The full SEC dismissed an enforcement case against a self-directed IRA custodian because it had no fiduciary or other obligation to investigate the merits of underlying investments. The custodian held assets that ultimately turned out to be Ponzi schemes, but the SEC opined that the custodian, which was not registered as an investment adviser or broker-dealer, had no implied duty to conduct due diligence in the absence of actual knowledge of red flags suggesting misconduct. The SEC cited the custodian’s low per account fees and its client agreements which specifically disclaimed any fiduciary obligation. The SEC determined that the firm acted as a reasonably prudent passive self-directed IRA custodian, as determined by governing state law. The SEC dismissed the appeal of the Enforcement Division from a similar finding by the Administrative Law Judge.
OUR TAKE: The full SEC came to the right decision on the law given the Enforcement Division’s dubious legal theory that could encompass almost any third party actor in any way connected to a fraudulent transaction. (See https://cipperman.com/2015/06/17/sec-takes-action-against-ira-custodian/.) Unfortunately, it took the respondent more than 2 years to clear its name.
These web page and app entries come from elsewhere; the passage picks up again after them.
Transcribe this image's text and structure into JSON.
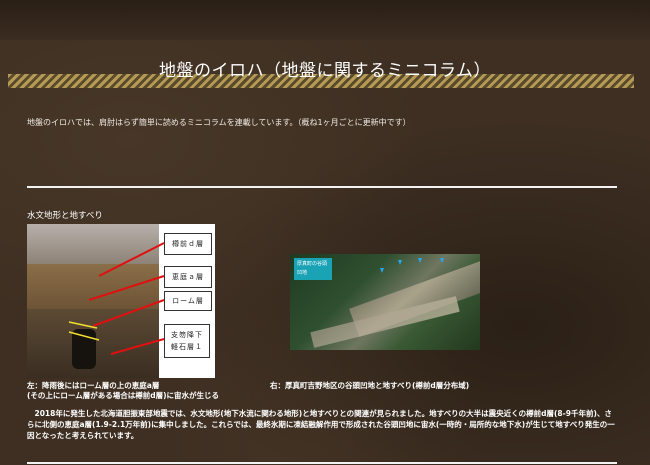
{
  "header": {
    "title": "地盤のイロハ（地盤に関するミニコラム）"
  },
  "intro": "地盤のイロハでは、肩肘はらず簡単に読めるミニコラムを連載しています。（概ね1ヶ月ごとに更新中です）",
  "section": {
    "title": "水文地形と地すべり",
    "left_figure": {
      "labels": [
        "樽前ｄ層",
        "恵庭ａ層",
        "ローム層",
        "支笏降下",
        "軽石層１"
      ]
    },
    "right_figure": {
      "tag": "厚真町の谷頭凹地"
    },
    "caption_left_line1": "左：降雨後にはローム層の上の恵庭a層",
    "caption_left_line2": "(その上にローム層がある場合は樽前d層)に宙水が生じる",
    "caption_right": "右：厚真町吉野地区の谷頭凹地と地すべり(樽前d層分布域)",
    "body": "　2018年に発生した北海道胆振東部地震では、水文地形(地下水流に関わる地形)と地すべりとの関連が見られました。地すべりの大半は震央近くの樽前d層(8-9千年前)、さらに北側の恵庭a層(1.9-2.1万年前)に集中しました。これらでは、最終氷期に凍結融解作用で形成された谷頭凹地に宙水(一時的・局所的な地下水)が生じて地すべり発生の一因となったと考えられています。"
  }
}
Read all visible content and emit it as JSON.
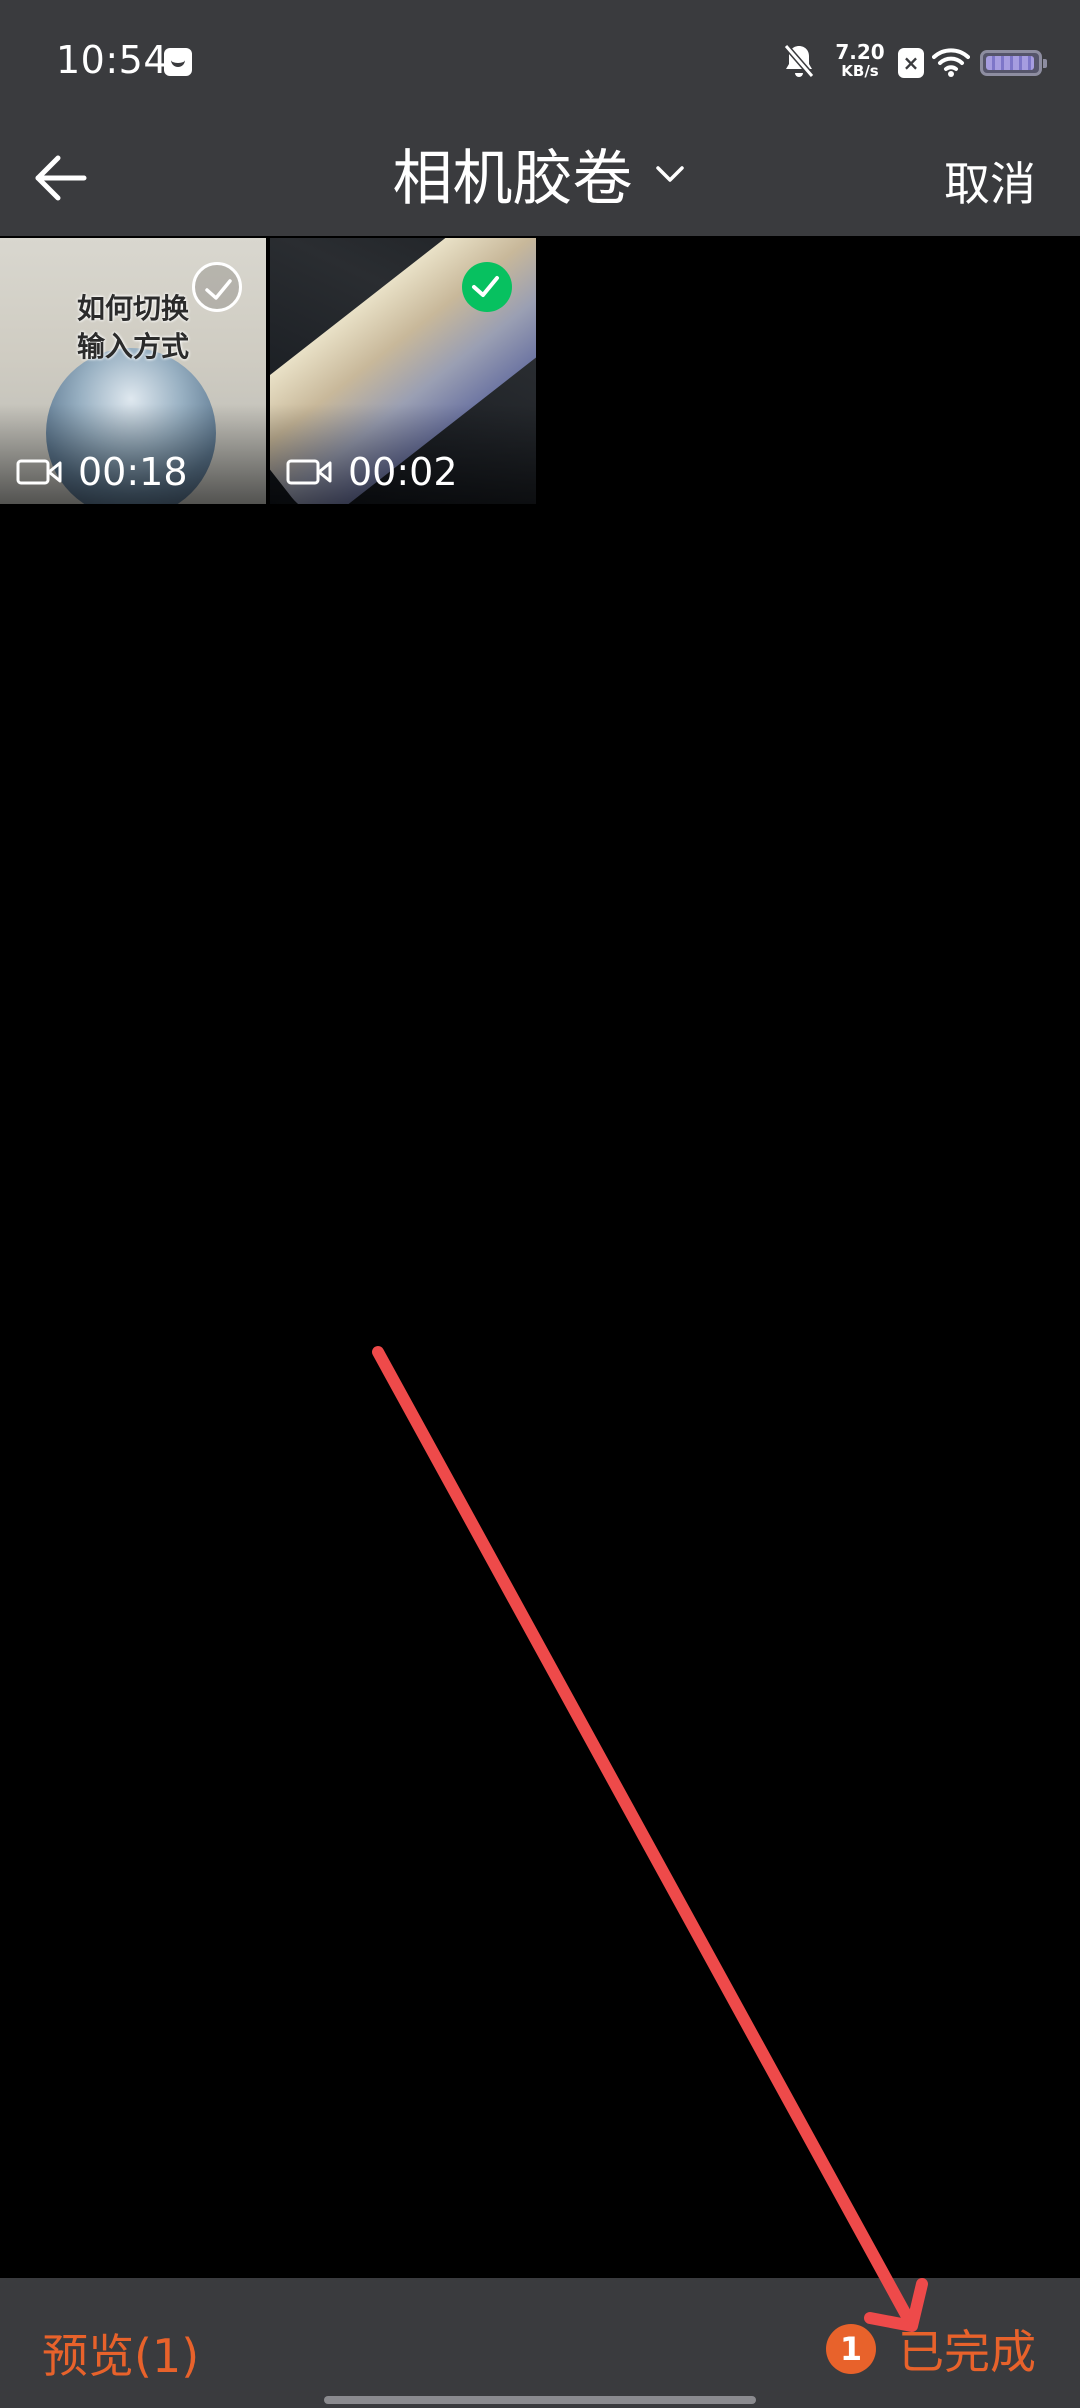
{
  "status_bar": {
    "time": "10:54",
    "net_speed_value": "7.20",
    "net_speed_unit": "KB/s",
    "icons": [
      "notification-icon",
      "mute-bell-icon",
      "x-app-icon",
      "wifi-icon",
      "battery-icon"
    ]
  },
  "header": {
    "title": "相机胶卷",
    "cancel_label": "取消",
    "icons": [
      "back-arrow-icon",
      "chevron-down-icon"
    ]
  },
  "media": [
    {
      "thumb_text_line1": "如何切换",
      "thumb_text_line2": "输入方式",
      "duration": "00:18",
      "selected": false
    },
    {
      "duration": "00:02",
      "selected": true
    }
  ],
  "bottom_bar": {
    "preview_label": "预览(1)",
    "selected_count": "1",
    "done_label": "已完成"
  },
  "colors": {
    "bar_background": "#3a3b3e",
    "accent_orange": "#e8622b",
    "check_green": "#07c160",
    "annotation_red": "#ee4a4a"
  }
}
Third party service providers would be better off conducting due diligence and avoiding any SEC entanglements altogether.
The SEC fined and censured a public company for failing to register as an investment company because over 80% of its assets consisted in non-controlling interests in other OTC companies. The respondent changed business direction in 2014 and began purchasing OTC and private interests in marijuana related businesses, which came to represent more than 80% of its assets. In 2015, the company could not respond to SEC requests about investment company registration, which is required when investment securities exceed 40% of total assets. As a public company, the respondent could not rely on private offering exemptions (3(c)(1) or 3(c)(7)). As part of the settlement, the company agreed to register or pay a $5000 penalty for each month that the company failed to register.
OUR TAKE: Operating companies engaged in passive investing, which often occurs in emerging industries, must be aware of becoming an inadvertent investment company. Once total investment securities exceed about one-quarter of total assets, it’s time to consult a 1940 Act lawyer.
A valuation firm was censured and fined and its principal was fined and barred for misleading its investment firm client about how it valued European options. The valuation firm represented that it valued the options using independent data and Black-Scholes modeling. The SEC charges that the firm merely used the estimated valuations provided by the client and then applied formulaic ranges. The SEC asserts that the valuation firm acted as an unregistered investment adviser because it “provided advice…about the value of securities…in exchange for compensation.” Following therefrom, the SEC charged violations of Section 206(2) of the Advisers Act, which prohibits investment advisers form engaging in any fraudulent activity.
OUR TAKE: The SEC uses a tortured reading of the definition of “investment adviser” to hold accountable a third party valuation agent responsible for mis-pricing a fund. All service providers should beware that the SEC will seek to assert its authority through broad use of the securities laws.